Create a free profile to get unlimited access to exclusive show news, updates, and more!
The Real Life Story of Kitty and Robert Oppenheimer, and the Scandalous Beginning of Their Marriage
The relationship between Robert and Kitty Oppenheimer had all the drama in real life as it does on the silver screen.
Christopher Nolan’s new film, Oppenheimer, is a breathtaking biopic that tells the story of the titular J. Robert Oppenheimer (Cillian Murphy), the man primarily responsible for the creation of the atomic bomb. While the majority of the three-hour film focuses on the invention of the bomb in the deserts of New Mexico and the (metaphorical) fallout from the Trinity Test, Oppenheimer’s personal life is depicted, too, including his marriage with his wife, Kitty (Emily Blunt). And, their marriage had all the drama in real life as it did on the silver screen.

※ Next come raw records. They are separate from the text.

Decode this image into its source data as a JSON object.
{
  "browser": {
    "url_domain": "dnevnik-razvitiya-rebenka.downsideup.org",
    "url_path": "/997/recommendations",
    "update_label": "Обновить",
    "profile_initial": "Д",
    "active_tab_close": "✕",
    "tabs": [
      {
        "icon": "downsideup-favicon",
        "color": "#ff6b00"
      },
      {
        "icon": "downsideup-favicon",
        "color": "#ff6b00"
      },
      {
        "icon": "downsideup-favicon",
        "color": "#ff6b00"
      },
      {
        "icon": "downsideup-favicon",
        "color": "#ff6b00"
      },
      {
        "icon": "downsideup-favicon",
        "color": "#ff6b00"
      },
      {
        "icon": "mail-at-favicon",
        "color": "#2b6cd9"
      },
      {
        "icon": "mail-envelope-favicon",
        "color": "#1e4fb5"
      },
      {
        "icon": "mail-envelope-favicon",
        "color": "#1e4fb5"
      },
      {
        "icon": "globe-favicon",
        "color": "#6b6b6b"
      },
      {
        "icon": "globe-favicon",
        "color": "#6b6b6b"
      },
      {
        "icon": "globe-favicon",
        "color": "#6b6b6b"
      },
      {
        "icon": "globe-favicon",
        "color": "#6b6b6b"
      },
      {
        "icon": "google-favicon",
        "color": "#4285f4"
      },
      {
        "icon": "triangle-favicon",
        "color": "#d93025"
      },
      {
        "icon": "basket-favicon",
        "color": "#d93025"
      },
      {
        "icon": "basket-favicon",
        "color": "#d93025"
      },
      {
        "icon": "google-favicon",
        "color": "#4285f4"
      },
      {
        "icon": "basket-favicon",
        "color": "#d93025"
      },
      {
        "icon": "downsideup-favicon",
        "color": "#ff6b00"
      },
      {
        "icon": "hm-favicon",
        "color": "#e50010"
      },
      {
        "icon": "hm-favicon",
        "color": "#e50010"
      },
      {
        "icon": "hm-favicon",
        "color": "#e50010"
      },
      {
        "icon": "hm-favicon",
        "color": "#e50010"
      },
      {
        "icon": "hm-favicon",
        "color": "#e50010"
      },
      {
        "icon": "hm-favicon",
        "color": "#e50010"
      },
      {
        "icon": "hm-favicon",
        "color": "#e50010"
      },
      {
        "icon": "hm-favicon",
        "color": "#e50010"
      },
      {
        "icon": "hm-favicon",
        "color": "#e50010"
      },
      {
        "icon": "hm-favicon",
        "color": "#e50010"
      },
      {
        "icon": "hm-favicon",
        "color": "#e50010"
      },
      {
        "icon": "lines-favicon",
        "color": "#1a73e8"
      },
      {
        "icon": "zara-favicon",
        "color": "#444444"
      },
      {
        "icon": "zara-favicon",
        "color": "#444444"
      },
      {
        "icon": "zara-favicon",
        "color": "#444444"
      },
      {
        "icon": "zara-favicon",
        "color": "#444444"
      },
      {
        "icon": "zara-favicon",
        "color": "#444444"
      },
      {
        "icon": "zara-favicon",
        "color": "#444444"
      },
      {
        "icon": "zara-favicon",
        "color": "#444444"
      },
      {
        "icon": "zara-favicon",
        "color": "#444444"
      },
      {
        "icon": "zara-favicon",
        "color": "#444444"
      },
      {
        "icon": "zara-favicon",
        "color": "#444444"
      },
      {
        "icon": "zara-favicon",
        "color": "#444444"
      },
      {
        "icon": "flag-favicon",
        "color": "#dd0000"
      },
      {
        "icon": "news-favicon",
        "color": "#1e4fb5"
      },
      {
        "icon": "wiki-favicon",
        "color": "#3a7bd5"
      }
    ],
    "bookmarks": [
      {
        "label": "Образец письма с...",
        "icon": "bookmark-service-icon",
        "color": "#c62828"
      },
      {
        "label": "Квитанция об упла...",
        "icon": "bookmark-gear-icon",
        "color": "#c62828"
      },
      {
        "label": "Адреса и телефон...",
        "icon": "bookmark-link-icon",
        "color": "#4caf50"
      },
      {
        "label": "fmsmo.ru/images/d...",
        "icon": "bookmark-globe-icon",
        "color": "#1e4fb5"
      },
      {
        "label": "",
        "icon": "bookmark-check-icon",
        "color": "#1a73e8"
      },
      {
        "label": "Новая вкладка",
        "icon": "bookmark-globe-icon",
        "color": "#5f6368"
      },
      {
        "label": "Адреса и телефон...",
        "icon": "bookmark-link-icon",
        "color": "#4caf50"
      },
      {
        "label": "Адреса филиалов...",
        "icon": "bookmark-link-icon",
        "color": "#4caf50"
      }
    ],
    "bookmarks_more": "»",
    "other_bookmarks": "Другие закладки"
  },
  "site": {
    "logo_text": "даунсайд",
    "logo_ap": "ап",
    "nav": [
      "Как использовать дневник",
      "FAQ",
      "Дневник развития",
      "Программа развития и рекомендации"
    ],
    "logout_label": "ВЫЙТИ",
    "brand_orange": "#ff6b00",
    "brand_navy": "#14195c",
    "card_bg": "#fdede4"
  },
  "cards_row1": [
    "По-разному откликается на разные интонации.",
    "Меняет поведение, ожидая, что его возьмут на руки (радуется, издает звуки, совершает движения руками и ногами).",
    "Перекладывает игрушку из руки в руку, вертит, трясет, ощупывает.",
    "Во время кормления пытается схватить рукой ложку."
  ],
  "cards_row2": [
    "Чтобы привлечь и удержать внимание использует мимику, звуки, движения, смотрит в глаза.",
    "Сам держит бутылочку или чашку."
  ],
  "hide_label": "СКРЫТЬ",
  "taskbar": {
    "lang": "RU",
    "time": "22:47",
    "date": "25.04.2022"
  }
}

Inside the Real Life Marriage Between Robert and Kitty Oppenheimer
Kitty Puening, Before She Met Robert
Katherine "Kitty" Vissering Puening was born in Germany on August 8, 1910. When she was nearly 3, her family emigrated to the United States where they settled outside of Pittsburg. She grew up speaking German and English, eventually going to college and traveling to Germany to study in 1930. That’s where she met the first of her four husbands, an American music student named Frank Ramseyer. This marriage was annulled in 1933.
RELATED: The True Story of Oppenheimer’s First Love, Jean Tatlock, And How She Shaped His Views
At a New Year’s Eve party in 1933, Kitty met her second husband, Joseph Dallet, Jr., the Dartmouth-educated son of a prominent businessman. Four years prior, Dallet had joined the Communist Party of the United States, and after they got a common-law marriage, Kitty joined as well. They separated in 1936, but upon learning that her mother had been hiding Dallet’s letters to her, Kitty set out to follow him to Spain, where Dallet was volunteering to fight against fascists in the Spanish Civil War. They met up in France, but before Kitty could join him on the front lines in Spain, Dallet was killed.
Upon returning to the United States, Kitty enrolled at the University of Pennsylvania to continue her studies, eventually meeting Richard Stewart Harrison, a medical doctor. They were wed in 1938 and moved to Pasadena, California. That’s where she met J. Robert Oppenheimer.
How Did the Oppenheimer's Marriage Begin?
As seen in Oppenheimer, the pair met at a party and soon began having an affair. This was after Oppenheimer had broken up with Jean Tatlock (Florence Pugh), and he was dating around. Oppenheimer invited Kitty and her husband to join him for the summer at his New Mexico ranch, Perro Caliente, but Harrison declined. In 1940, Kitty became pregnant, and she and Harrison amicably divorced. She married Oppenheimer on November 2, 1940, and their son Peter was born the next year on May 12.
The Oppenheimers did indeed leave their baby son with their friends, the Chevaliers, though they retook custody of the boy before heading to New Mexico for the Manhattan Project. Kitty became pregnant again and had the couple’s second child, a girl named Katherine, on December 7, 1944. Though not depicted in the movie, Kitty left Los Alamos with Peter in April of 1945 and stayed with her parents, citing depression. She left her daughter in the care of another couple at Los Alamos who had recently lost their own son, though Kitty and Peter returned in July of 1945 before the Trinity Test.
What Happened to Kitty After Robert Died?
After the end of World War II, Kitty remained with Oppenheimer, moving to New Jersey when he accepted Lewis Strauss’ offer to be director of the Institute for Advanced Study. An alcoholic, Kitty somewhat frequently injured herself or drank and took pills to the point where she was unwell.
They remained together until the end (and Kitty held grudges her husband seemingly could not, as she didn’t shake Edward Teller’s hand as depicted in the film). Oppenheimer died of cancer in February of 1967. After his death, Kitty began seeing Robert Serber, the recently widowed friend of the Oppenheimers since their days in Pasadena and through the Manhattan Project. In 1972, they bought a yacht and intended to sail to Japan via the Panama Canal, but Kitty became ill during the voyage and died of an embolism in Panama City on October 27, 1972. Serber and her daughter scattered her ashes near where they’d scattered Oppenheimer’s ashes.
Oppenheimer is now playing in theaters everywhere. Click here to pick up tickets.